BEGIN

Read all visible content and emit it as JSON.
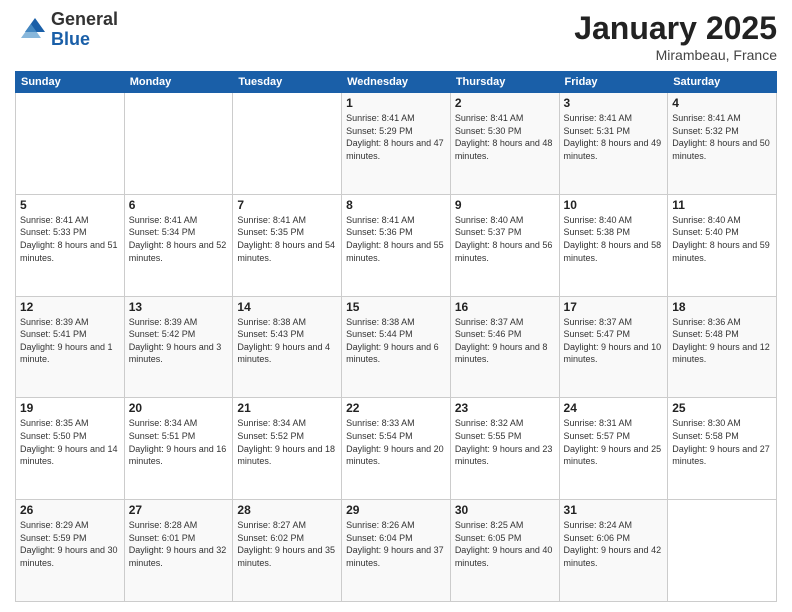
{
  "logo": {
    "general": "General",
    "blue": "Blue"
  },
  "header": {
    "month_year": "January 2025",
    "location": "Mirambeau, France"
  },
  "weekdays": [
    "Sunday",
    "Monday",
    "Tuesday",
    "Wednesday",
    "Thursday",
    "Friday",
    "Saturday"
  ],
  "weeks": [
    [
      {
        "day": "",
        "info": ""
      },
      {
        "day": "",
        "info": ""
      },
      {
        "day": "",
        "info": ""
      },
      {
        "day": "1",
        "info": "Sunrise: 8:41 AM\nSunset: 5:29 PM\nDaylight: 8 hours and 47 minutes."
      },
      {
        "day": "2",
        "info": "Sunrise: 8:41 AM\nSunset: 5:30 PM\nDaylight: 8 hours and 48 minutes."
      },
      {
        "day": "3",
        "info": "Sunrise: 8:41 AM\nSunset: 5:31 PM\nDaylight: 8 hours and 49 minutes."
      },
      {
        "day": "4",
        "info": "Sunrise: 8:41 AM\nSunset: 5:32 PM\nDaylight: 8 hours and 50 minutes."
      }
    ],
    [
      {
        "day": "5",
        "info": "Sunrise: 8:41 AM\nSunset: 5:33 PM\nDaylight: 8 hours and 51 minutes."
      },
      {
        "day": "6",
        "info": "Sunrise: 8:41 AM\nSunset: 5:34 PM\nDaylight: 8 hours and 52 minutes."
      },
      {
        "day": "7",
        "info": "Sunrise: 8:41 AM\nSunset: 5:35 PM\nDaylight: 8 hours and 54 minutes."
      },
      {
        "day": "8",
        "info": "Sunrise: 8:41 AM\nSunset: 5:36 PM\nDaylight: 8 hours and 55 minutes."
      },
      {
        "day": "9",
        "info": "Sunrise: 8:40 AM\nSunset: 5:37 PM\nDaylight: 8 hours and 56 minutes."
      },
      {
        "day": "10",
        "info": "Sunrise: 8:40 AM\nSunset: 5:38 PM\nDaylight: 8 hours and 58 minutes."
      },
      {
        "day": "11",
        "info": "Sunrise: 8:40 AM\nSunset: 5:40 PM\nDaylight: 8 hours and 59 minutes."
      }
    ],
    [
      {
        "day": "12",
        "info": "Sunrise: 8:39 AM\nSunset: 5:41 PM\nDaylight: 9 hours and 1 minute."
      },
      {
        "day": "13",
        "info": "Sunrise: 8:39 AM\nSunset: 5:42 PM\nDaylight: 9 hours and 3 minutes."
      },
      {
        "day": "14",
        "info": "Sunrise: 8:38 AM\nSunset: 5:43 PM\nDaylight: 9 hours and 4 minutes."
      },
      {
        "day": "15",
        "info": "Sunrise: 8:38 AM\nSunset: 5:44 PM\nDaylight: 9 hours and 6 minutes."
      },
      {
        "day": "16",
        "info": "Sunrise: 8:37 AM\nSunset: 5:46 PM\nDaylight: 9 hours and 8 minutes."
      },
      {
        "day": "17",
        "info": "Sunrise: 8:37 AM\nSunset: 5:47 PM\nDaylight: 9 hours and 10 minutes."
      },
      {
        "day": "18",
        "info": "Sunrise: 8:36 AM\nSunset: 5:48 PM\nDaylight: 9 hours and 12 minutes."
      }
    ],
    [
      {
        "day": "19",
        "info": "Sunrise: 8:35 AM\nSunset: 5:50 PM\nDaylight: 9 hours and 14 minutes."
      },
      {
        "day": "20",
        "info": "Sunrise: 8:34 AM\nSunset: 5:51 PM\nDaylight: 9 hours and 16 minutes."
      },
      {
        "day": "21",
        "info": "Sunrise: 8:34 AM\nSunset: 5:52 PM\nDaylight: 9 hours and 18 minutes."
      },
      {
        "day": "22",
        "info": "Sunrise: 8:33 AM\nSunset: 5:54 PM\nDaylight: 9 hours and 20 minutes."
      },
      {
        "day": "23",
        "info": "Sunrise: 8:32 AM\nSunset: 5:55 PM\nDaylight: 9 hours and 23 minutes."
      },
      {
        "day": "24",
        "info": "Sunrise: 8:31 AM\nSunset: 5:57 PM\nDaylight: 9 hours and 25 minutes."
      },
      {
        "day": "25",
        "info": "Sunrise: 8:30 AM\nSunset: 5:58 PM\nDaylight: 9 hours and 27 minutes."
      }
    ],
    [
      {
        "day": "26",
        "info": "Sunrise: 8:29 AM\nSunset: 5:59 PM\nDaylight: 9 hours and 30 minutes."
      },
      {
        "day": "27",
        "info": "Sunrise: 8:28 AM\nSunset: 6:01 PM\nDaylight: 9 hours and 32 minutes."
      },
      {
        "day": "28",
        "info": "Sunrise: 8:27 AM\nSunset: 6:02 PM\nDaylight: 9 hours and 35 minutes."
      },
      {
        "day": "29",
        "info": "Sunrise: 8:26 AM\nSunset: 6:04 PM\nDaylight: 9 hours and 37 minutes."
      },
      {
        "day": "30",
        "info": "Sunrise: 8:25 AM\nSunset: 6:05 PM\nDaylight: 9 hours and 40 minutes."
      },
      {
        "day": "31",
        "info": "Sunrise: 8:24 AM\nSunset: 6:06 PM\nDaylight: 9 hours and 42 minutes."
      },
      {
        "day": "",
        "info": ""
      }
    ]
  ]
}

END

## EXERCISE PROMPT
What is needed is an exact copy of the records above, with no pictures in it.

## OUTPUT BELOW
Read all visible content and emit it as JSON.
{
  "logo": {
    "general": "General",
    "blue": "Blue"
  },
  "header": {
    "month_year": "January 2025",
    "location": "Mirambeau, France"
  },
  "weekdays": [
    "Sunday",
    "Monday",
    "Tuesday",
    "Wednesday",
    "Thursday",
    "Friday",
    "Saturday"
  ],
  "weeks": [
    [
      {
        "day": "",
        "info": ""
      },
      {
        "day": "",
        "info": ""
      },
      {
        "day": "",
        "info": ""
      },
      {
        "day": "1",
        "info": "Sunrise: 8:41 AM\nSunset: 5:29 PM\nDaylight: 8 hours and 47 minutes."
      },
      {
        "day": "2",
        "info": "Sunrise: 8:41 AM\nSunset: 5:30 PM\nDaylight: 8 hours and 48 minutes."
      },
      {
        "day": "3",
        "info": "Sunrise: 8:41 AM\nSunset: 5:31 PM\nDaylight: 8 hours and 49 minutes."
      },
      {
        "day": "4",
        "info": "Sunrise: 8:41 AM\nSunset: 5:32 PM\nDaylight: 8 hours and 50 minutes."
      }
    ],
    [
      {
        "day": "5",
        "info": "Sunrise: 8:41 AM\nSunset: 5:33 PM\nDaylight: 8 hours and 51 minutes."
      },
      {
        "day": "6",
        "info": "Sunrise: 8:41 AM\nSunset: 5:34 PM\nDaylight: 8 hours and 52 minutes."
      },
      {
        "day": "7",
        "info": "Sunrise: 8:41 AM\nSunset: 5:35 PM\nDaylight: 8 hours and 54 minutes."
      },
      {
        "day": "8",
        "info": "Sunrise: 8:41 AM\nSunset: 5:36 PM\nDaylight: 8 hours and 55 minutes."
      },
      {
        "day": "9",
        "info": "Sunrise: 8:40 AM\nSunset: 5:37 PM\nDaylight: 8 hours and 56 minutes."
      },
      {
        "day": "10",
        "info": "Sunrise: 8:40 AM\nSunset: 5:38 PM\nDaylight: 8 hours and 58 minutes."
      },
      {
        "day": "11",
        "info": "Sunrise: 8:40 AM\nSunset: 5:40 PM\nDaylight: 8 hours and 59 minutes."
      }
    ],
    [
      {
        "day": "12",
        "info": "Sunrise: 8:39 AM\nSunset: 5:41 PM\nDaylight: 9 hours and 1 minute."
      },
      {
        "day": "13",
        "info": "Sunrise: 8:39 AM\nSunset: 5:42 PM\nDaylight: 9 hours and 3 minutes."
      },
      {
        "day": "14",
        "info": "Sunrise: 8:38 AM\nSunset: 5:43 PM\nDaylight: 9 hours and 4 minutes."
      },
      {
        "day": "15",
        "info": "Sunrise: 8:38 AM\nSunset: 5:44 PM\nDaylight: 9 hours and 6 minutes."
      },
      {
        "day": "16",
        "info": "Sunrise: 8:37 AM\nSunset: 5:46 PM\nDaylight: 9 hours and 8 minutes."
      },
      {
        "day": "17",
        "info": "Sunrise: 8:37 AM\nSunset: 5:47 PM\nDaylight: 9 hours and 10 minutes."
      },
      {
        "day": "18",
        "info": "Sunrise: 8:36 AM\nSunset: 5:48 PM\nDaylight: 9 hours and 12 minutes."
      }
    ],
    [
      {
        "day": "19",
        "info": "Sunrise: 8:35 AM\nSunset: 5:50 PM\nDaylight: 9 hours and 14 minutes."
      },
      {
        "day": "20",
        "info": "Sunrise: 8:34 AM\nSunset: 5:51 PM\nDaylight: 9 hours and 16 minutes."
      },
      {
        "day": "21",
        "info": "Sunrise: 8:34 AM\nSunset: 5:52 PM\nDaylight: 9 hours and 18 minutes."
      },
      {
        "day": "22",
        "info": "Sunrise: 8:33 AM\nSunset: 5:54 PM\nDaylight: 9 hours and 20 minutes."
      },
      {
        "day": "23",
        "info": "Sunrise: 8:32 AM\nSunset: 5:55 PM\nDaylight: 9 hours and 23 minutes."
      },
      {
        "day": "24",
        "info": "Sunrise: 8:31 AM\nSunset: 5:57 PM\nDaylight: 9 hours and 25 minutes."
      },
      {
        "day": "25",
        "info": "Sunrise: 8:30 AM\nSunset: 5:58 PM\nDaylight: 9 hours and 27 minutes."
      }
    ],
    [
      {
        "day": "26",
        "info": "Sunrise: 8:29 AM\nSunset: 5:59 PM\nDaylight: 9 hours and 30 minutes."
      },
      {
        "day": "27",
        "info": "Sunrise: 8:28 AM\nSunset: 6:01 PM\nDaylight: 9 hours and 32 minutes."
      },
      {
        "day": "28",
        "info": "Sunrise: 8:27 AM\nSunset: 6:02 PM\nDaylight: 9 hours and 35 minutes."
      },
      {
        "day": "29",
        "info": "Sunrise: 8:26 AM\nSunset: 6:04 PM\nDaylight: 9 hours and 37 minutes."
      },
      {
        "day": "30",
        "info": "Sunrise: 8:25 AM\nSunset: 6:05 PM\nDaylight: 9 hours and 40 minutes."
      },
      {
        "day": "31",
        "info": "Sunrise: 8:24 AM\nSunset: 6:06 PM\nDaylight: 9 hours and 42 minutes."
      },
      {
        "day": "",
        "info": ""
      }
    ]
  ]
}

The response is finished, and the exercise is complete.